The most recent complaint alleges, “the Mandate illegally and unconstitutionally requires Trijicon to violate its and its owners’ religious beliefs by forcing the company to provide abortion-inducing items, such as ‘Plan B’ (the so-called ‘morning after pill’), Ella (the so-called “week after pill”), and intrauterine devices (‘IUDs’).” According to the Alliance Defending Freedom’s press release, “As part of its benefits program, Trijicon has historically offered health care insurance in a way that is consistent with its life-affirming company values.”
Many may be confused by a “pro-gun, pro-life” ideology supported by companies like Trijicon. A leading gun rights scholar, John Snyder, suggests that the two conservative movements share a common goal: “the preservation of innocent lives.” Anti-abortion activists often diverge on religious lines when it comes to gun control, with Catholics more likely to support gun control than mainline Protestant and Evangelicals. Members of the PolicyMic community believe pro-choice women should support gun rights as well; meanwhile others have asserted that gun-control is a feminist issue.
Trijicon would like to refuse to provide its employees insurance coverage for what many Americans, including the U.S. government, believe is an essential health benefit. The Supreme Court has taken up the issue of religious exemption to federal laws many times, with the answer to essential questions repeatedly changing. It is well established that the government cannot challenge to truth or validity of one’s religious beliefs (including Trijicon’s pro-life pro-gun stance), only whether they are sincerely held (U.S. v. Ballard in 1944).
It seems extremely likely that the Supreme Court will take on one of the many pending challenges to the contraception rule. Two circuit courts, the Third and the Tenth, have issued opposing rulings on pending challenges, creating what is known as a “circuit court split.” In settling this legal dispute the Supreme Court will have to decide the extent to which business owners have the right to practice their religion through their corporate entity.

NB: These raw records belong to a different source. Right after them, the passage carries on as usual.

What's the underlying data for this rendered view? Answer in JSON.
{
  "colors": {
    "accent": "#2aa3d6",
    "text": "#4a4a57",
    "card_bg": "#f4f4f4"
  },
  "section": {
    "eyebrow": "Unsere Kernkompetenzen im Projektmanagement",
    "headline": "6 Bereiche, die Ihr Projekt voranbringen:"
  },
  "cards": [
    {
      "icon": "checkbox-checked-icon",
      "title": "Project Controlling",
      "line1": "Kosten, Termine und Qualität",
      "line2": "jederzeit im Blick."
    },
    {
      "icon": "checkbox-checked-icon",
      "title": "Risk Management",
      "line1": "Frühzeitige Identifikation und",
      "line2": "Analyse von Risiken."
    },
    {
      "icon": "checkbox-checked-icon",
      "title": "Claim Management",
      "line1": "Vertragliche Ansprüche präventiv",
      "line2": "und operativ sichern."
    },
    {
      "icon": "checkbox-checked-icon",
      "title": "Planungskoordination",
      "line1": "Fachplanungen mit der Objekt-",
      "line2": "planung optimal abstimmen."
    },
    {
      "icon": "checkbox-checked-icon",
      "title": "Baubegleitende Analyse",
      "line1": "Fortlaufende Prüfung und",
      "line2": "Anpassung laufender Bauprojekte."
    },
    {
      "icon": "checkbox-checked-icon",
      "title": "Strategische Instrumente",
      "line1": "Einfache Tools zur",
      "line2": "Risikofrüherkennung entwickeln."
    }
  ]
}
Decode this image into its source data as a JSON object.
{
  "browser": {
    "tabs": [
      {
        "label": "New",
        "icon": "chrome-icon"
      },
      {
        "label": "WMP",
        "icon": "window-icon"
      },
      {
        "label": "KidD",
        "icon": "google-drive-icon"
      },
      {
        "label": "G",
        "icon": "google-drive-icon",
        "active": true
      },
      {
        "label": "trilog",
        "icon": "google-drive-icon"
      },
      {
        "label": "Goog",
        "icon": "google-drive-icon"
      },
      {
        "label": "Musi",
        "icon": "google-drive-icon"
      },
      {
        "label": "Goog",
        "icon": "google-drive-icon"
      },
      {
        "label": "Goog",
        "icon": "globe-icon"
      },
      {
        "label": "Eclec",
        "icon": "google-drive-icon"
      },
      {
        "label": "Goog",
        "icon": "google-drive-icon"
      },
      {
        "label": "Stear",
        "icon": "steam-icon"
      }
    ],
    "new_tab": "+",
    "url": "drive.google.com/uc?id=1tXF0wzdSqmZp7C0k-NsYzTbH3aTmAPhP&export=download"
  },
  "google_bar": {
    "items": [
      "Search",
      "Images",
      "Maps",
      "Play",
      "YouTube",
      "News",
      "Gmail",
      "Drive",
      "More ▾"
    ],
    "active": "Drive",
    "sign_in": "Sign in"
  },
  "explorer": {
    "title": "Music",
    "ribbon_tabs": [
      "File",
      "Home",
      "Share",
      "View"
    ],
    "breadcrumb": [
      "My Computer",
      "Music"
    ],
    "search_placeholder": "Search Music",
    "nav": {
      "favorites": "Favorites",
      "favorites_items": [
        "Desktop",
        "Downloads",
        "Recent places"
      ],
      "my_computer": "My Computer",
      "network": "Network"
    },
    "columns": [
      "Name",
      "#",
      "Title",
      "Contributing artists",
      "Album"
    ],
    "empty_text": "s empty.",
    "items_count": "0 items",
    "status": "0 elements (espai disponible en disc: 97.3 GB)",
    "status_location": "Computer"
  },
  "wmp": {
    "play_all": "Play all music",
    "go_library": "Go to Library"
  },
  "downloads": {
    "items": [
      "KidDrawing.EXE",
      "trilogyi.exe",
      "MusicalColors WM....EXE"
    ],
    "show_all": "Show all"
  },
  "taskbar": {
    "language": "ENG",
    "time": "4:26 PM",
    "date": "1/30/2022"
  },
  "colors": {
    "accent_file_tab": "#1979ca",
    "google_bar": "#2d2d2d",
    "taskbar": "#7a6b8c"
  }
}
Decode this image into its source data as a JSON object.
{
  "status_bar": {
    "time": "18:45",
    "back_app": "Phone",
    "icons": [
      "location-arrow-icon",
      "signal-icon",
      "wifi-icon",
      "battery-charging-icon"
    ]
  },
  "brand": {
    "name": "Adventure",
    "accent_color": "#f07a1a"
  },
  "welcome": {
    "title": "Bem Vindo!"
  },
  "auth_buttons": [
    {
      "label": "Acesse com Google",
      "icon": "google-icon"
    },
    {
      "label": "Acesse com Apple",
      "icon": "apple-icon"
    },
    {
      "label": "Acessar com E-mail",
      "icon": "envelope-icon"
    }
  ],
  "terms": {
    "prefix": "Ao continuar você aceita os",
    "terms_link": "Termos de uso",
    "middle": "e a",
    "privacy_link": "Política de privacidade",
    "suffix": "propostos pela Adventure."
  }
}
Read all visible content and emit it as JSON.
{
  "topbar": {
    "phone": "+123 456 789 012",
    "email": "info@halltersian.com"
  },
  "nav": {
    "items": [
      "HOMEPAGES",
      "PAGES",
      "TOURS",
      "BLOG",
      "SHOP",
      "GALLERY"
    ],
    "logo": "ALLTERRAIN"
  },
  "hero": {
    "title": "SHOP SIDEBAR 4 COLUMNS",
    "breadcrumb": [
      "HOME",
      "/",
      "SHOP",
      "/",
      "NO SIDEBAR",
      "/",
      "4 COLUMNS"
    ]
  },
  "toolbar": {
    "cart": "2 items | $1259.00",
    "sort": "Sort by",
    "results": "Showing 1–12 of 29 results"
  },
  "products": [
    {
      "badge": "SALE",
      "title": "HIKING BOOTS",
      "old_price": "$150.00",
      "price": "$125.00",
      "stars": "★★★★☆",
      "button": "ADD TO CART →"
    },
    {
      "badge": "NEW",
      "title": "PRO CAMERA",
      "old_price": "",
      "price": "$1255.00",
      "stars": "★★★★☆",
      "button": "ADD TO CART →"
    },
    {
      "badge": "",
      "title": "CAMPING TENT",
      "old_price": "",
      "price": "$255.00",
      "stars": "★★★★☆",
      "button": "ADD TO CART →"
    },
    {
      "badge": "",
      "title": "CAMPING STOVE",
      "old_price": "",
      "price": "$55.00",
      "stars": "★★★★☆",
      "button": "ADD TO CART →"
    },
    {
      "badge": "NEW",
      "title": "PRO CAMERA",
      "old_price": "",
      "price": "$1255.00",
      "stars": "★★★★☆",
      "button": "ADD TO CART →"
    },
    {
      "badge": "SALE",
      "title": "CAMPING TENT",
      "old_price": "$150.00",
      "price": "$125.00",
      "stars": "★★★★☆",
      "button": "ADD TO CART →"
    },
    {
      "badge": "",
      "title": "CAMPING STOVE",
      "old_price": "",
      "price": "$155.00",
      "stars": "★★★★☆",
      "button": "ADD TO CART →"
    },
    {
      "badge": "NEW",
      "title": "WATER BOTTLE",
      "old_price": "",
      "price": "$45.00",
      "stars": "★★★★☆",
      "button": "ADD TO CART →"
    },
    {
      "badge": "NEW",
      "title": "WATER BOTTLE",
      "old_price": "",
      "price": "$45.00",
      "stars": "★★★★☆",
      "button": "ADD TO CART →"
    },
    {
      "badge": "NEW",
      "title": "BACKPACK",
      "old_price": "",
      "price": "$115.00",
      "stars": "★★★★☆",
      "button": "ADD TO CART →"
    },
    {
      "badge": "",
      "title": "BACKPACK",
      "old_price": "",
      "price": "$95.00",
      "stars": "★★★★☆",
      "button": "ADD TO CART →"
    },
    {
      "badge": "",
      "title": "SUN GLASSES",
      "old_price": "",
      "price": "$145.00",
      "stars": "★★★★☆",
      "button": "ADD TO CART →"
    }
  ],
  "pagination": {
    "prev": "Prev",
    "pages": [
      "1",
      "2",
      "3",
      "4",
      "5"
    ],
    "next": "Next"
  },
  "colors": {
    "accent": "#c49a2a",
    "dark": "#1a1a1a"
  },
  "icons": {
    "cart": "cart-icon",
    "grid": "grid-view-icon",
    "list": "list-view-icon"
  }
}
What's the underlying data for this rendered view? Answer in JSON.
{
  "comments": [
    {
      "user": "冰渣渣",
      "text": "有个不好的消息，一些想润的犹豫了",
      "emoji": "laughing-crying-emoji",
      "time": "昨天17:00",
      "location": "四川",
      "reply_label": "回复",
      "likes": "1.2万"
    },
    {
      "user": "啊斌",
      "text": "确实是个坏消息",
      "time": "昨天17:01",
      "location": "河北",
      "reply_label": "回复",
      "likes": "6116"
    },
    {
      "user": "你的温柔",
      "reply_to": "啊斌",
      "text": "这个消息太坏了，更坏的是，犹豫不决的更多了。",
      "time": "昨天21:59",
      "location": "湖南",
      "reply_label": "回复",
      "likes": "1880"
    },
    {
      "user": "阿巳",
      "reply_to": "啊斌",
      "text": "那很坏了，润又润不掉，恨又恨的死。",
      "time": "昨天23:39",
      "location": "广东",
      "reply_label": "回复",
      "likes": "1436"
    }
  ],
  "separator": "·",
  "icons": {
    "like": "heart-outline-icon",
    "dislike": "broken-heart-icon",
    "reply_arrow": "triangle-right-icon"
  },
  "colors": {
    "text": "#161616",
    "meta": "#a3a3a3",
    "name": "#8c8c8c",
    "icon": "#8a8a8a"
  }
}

The Department of Justice will not oppose Trijicon’s request for a preliminary injunction because the case was strategically filed in the federal district court for the District of Columbia. The D.C. Circuit has granted injunction pending appeal in a similar case, Gilardi, and the DOJ has agreed to let Trijicon not comply with the rule until the appeal in Gilardi is resolved. Had Trijicon filed the lawsuit in Michigan, where the company is based, their request for injunction would likely have been denied given the Sixth Circuit’s denial of injunction pending appeal in Autocam.